Knowing the answers to the above will help your accountant ensure that your financial statements are the most meaningful they can be. 

Most of the rest of the notes to the financial statements are usually additional details or breakdowns of items contained in either the balance sheet, income statement or cash flow statement such as:

  • Breakdown of inventory between raw materials, work-in-progress and finished goods, along with the allowance for obsolete inventory. 
  • Breakdown of which assets are included in property, plant and equipment - their original cost, the depreciation (amortization) taken to date and the remaining net book value.
  • Breakdown of assets acquired on long-term lease showing similar information.
  • Details of bank credit lines obtained whether used or not, including all significant terms and conditions and a statement as to whether those conditions have been complied with. 
  • Details of any warranty arrangements offered to customers.
  • Details of long-term bank loans other loans or lease obligations.
  • Details of issued shares and authorized but not issued shares.
  • Details of major components of revenue.
  • Details of sales made to or purchases made from related companies
  • Details of what makes up the income tax expense and how the income taxes shown on the financial statements reconciles to the tax return.
Most of these are understandable to most readers except for the last one. The last note is required under the professional standards in Canada. The reason it is required is that in some cases there is a significant difference between a company's taxable income and the income shown on the financial statements, due to special tax write-offs that the company is eligible for. If a reader were to simply apply the known tax rate to the financial statement income, the expense number they would calculate would be different from the expense shown on the financial statements, which of course would be confusing. So this note is meant to clear up the confusion by explaining what the differences are. 

The third category of information disclosure is qualitative information that is important to a reader that cannot be adequately disclosed in the statements. Usually this is related to events that have taken place after the date of the financial statements that could have a significant impact on the business, such as:

  • Acquisition of a business division or merger with another business.
  • Loss or acquisition of a major customer or key supplier.
  • A catastrophe that results in the destruction of corporate property.
  • A lawsuit that has been filed against the business. 
Occasionally, the disclosure can be similar to the above, but related to events that occurred before the date of the financial statements that was still unresolved as of that date. 

Most business owners, in my experience are reluctant to provide these disclosures. However, they are essential if you are going to provide financial statements to external parties. I'm also of the belief that many of them do not paint the negative picture that many owners think: things happen all the time in business, and the disclosure of the above will not necessarily hurt the business, although it may lead to questions from readers. 

That concludes my discussion of financial statements and what they mean. I hope you all found it useful. 
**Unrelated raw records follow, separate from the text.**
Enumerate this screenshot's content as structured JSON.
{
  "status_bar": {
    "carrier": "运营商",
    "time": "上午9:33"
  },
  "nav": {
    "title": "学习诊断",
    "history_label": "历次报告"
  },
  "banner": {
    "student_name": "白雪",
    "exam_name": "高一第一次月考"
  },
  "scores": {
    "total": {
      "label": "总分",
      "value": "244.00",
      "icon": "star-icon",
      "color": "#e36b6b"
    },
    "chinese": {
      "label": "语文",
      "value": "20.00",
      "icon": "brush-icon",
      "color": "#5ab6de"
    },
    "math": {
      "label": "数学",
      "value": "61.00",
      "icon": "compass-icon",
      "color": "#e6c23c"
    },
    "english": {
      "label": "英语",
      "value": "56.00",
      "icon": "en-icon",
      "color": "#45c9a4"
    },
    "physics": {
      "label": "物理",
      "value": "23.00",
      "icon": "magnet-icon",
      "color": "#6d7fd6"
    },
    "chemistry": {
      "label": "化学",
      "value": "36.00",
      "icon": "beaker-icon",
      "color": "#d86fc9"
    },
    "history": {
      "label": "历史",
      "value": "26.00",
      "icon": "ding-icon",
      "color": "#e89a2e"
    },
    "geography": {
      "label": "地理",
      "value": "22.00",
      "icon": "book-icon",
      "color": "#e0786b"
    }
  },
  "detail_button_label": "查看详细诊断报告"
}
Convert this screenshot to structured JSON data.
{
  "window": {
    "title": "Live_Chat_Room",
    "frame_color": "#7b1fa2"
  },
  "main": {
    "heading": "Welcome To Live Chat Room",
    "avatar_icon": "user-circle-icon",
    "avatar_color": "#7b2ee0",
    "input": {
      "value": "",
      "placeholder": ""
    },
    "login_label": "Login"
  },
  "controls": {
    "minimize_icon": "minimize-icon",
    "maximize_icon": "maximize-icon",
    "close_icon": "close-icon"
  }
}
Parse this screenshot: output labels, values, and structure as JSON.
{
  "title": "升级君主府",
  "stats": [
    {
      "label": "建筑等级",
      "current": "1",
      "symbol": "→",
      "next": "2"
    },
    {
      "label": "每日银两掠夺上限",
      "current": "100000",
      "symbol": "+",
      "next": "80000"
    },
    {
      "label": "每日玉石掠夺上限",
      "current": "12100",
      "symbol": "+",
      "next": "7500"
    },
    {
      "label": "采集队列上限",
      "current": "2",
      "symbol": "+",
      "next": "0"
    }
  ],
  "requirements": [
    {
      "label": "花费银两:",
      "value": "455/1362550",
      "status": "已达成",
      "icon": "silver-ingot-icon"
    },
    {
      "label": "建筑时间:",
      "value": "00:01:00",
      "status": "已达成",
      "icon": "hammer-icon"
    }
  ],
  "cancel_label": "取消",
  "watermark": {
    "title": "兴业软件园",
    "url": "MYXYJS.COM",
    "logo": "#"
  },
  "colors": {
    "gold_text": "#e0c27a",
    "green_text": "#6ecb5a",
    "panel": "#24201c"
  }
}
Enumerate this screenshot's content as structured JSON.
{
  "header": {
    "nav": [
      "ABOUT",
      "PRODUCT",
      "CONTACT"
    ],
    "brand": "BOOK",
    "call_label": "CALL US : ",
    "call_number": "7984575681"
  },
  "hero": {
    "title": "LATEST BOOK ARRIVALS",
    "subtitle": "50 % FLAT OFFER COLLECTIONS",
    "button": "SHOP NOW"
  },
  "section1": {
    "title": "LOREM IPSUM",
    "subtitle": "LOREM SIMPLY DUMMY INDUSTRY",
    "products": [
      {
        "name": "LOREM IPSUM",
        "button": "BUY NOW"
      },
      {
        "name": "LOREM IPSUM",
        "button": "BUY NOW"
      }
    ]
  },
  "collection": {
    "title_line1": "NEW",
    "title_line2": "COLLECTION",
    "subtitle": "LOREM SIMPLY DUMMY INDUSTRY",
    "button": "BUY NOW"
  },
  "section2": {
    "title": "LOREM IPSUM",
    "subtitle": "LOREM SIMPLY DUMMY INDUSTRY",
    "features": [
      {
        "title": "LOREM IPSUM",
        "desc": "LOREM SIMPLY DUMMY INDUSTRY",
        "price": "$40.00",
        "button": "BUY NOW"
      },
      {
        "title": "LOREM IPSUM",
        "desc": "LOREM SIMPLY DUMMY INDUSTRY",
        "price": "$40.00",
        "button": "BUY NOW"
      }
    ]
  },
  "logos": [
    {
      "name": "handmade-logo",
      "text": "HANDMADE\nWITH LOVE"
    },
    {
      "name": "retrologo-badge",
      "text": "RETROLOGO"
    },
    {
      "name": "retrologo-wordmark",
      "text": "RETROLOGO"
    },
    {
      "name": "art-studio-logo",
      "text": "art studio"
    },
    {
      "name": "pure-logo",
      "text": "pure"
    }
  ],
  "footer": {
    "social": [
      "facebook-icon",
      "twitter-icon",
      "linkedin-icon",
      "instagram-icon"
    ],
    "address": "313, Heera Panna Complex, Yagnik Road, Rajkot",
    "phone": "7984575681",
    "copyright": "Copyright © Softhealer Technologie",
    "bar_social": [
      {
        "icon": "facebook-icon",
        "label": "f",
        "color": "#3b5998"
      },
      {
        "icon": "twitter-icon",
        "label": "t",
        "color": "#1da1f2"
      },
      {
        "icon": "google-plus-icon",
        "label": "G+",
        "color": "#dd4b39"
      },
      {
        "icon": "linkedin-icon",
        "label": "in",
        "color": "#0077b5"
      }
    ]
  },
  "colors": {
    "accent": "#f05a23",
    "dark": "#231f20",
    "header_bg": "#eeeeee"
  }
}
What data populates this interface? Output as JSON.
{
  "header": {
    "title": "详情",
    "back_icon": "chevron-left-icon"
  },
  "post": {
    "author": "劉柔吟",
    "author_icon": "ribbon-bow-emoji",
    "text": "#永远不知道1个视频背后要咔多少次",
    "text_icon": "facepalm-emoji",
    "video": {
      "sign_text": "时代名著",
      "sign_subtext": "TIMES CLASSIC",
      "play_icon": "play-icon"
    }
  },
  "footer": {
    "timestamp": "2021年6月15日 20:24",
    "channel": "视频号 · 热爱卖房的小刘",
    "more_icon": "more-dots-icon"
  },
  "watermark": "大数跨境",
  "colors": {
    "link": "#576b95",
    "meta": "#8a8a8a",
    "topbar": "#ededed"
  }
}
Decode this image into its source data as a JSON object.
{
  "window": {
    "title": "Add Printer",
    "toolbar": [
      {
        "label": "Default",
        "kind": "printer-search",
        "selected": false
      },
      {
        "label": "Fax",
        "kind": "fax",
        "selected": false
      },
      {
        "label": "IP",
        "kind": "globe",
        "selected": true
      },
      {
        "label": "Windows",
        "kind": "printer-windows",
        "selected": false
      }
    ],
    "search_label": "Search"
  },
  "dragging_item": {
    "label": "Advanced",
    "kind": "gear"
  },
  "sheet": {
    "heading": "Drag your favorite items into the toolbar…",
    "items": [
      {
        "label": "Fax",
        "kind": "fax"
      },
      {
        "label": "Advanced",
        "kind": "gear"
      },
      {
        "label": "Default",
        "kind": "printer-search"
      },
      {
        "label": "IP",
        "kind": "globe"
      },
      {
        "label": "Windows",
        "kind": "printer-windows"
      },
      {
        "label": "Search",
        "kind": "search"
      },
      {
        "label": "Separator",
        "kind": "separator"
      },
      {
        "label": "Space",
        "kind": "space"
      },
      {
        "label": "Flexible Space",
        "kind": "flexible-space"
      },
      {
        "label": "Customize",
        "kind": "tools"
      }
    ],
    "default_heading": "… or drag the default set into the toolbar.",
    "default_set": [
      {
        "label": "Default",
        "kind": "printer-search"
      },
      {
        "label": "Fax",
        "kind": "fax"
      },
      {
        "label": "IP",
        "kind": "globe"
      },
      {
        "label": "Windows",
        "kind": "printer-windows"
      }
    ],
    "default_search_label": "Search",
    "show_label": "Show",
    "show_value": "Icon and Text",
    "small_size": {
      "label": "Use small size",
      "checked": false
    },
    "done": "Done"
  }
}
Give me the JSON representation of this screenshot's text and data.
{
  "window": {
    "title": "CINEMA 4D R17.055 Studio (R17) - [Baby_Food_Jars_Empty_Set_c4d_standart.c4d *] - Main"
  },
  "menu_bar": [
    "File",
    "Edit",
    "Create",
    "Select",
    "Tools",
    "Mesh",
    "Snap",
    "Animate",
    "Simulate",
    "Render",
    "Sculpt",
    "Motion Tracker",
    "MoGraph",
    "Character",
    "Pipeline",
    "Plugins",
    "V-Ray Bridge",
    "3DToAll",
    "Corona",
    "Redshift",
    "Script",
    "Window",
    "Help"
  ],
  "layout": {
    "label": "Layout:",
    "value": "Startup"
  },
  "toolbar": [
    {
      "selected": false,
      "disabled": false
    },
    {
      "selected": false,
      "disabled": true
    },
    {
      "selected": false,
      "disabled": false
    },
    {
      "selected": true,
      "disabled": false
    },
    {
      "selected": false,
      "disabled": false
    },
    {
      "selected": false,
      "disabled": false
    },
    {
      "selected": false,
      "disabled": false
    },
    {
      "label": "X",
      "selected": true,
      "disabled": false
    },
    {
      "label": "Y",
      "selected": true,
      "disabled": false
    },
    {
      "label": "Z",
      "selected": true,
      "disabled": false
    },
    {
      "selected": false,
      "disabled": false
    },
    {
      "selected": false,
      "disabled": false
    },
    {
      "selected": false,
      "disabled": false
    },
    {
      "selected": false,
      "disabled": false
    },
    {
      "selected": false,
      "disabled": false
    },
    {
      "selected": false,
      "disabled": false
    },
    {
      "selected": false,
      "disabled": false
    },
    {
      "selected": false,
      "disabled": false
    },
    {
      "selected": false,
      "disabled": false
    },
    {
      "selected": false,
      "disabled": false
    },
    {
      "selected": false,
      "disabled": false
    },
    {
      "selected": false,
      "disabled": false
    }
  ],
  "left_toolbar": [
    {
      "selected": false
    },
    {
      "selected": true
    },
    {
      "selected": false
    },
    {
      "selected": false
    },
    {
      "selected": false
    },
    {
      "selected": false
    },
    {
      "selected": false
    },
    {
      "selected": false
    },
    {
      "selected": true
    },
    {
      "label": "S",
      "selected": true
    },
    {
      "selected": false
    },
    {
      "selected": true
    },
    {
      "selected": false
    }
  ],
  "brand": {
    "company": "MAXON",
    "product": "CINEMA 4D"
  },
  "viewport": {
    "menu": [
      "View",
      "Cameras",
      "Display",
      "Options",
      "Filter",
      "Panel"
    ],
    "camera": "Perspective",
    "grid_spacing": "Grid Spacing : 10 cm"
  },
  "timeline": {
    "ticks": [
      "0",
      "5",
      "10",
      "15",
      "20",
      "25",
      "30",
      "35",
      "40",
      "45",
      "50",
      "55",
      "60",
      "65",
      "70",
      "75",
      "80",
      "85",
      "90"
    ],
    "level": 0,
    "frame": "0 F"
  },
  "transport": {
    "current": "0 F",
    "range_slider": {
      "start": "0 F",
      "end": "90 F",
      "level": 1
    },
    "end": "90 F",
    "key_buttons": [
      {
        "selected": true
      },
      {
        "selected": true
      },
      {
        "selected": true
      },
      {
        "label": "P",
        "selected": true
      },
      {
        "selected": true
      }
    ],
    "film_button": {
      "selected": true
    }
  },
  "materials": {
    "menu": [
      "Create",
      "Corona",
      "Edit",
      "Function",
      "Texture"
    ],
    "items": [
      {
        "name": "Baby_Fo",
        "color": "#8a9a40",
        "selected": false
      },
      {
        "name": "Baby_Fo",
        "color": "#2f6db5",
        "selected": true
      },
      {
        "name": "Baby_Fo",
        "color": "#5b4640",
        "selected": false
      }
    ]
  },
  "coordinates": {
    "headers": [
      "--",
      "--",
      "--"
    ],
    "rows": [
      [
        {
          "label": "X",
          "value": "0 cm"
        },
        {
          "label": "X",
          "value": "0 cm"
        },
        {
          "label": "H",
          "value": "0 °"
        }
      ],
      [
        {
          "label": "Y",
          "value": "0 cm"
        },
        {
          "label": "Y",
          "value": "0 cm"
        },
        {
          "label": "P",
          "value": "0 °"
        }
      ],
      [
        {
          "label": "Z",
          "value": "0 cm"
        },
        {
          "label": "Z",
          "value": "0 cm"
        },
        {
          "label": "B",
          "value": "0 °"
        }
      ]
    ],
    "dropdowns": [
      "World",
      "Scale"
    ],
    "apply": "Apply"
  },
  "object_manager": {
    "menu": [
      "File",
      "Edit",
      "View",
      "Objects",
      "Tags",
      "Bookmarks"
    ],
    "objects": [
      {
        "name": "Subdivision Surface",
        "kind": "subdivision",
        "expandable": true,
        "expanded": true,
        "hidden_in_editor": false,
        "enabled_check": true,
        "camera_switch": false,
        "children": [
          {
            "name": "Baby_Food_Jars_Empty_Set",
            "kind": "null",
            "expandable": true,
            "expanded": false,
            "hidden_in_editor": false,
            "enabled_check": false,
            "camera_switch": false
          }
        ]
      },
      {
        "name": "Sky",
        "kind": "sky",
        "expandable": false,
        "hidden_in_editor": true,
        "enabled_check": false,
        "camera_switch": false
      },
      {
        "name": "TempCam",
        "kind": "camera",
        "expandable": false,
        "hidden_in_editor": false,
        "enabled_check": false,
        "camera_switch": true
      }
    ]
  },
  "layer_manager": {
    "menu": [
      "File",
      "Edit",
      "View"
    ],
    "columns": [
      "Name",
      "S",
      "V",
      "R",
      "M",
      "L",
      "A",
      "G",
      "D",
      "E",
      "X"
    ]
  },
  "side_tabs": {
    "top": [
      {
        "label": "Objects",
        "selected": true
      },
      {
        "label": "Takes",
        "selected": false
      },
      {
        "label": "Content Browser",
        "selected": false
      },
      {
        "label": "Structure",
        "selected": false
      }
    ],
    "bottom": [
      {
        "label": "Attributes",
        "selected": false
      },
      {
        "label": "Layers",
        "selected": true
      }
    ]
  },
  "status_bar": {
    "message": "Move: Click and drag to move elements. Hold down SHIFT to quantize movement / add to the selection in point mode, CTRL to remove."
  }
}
Have a great weekend everyone!


  1. sounds like u may miss having these discussions with clients......

    1. Yes and no I'm very happy to be running my stamp business now. But I do have some knowledge that I know can be useful to my readers. So to the extent that I can share it, that is what I am doing.

  2. This is very informative thank you.

  3. Im sry if u said this before but how long have you been an accountant?

  4. what does steph do for a living?

  5. This comment has been removed by the author.